Your objective
A copy is needed of each line in the records that has the word "title".

Data extract
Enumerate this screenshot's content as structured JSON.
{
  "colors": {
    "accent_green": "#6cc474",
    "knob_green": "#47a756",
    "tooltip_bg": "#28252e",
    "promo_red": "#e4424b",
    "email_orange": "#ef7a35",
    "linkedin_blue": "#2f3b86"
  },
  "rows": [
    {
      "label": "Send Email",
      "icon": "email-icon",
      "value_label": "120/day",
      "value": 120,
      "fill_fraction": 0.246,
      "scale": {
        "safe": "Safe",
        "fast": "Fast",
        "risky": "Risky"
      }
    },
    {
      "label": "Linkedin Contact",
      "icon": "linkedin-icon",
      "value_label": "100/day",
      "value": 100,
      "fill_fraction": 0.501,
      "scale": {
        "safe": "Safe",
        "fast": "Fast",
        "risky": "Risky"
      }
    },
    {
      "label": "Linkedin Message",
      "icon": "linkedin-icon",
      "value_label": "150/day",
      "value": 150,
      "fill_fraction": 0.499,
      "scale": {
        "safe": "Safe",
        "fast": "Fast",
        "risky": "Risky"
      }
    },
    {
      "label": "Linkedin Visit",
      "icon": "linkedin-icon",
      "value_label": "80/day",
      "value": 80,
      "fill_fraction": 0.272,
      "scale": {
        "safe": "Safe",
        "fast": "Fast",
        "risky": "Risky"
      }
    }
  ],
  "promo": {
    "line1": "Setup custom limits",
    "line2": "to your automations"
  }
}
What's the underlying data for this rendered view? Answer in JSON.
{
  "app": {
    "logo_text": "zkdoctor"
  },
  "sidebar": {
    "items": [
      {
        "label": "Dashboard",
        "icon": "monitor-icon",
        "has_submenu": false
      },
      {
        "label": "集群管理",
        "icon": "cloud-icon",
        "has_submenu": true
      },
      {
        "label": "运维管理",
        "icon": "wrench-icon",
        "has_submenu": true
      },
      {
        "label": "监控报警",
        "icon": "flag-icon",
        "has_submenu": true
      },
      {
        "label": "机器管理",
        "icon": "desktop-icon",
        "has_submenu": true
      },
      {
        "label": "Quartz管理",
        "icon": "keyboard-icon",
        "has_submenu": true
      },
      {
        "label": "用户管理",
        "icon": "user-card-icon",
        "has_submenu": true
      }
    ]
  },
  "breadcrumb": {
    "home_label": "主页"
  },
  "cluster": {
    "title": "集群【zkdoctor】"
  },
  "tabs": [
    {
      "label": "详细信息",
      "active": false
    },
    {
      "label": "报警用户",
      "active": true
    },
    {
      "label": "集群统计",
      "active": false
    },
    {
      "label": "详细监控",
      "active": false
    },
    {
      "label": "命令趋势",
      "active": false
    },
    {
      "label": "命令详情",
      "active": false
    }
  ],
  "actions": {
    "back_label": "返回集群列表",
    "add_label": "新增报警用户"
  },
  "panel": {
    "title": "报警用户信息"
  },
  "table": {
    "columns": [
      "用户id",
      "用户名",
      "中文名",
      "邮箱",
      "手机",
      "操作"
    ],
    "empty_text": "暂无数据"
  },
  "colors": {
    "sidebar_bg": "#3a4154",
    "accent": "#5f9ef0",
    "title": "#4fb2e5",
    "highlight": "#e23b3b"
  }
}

Response box
    "title": "集群【zkdoctor】"
    "title": "报警用户信息"
    "title": "#4fb2e5",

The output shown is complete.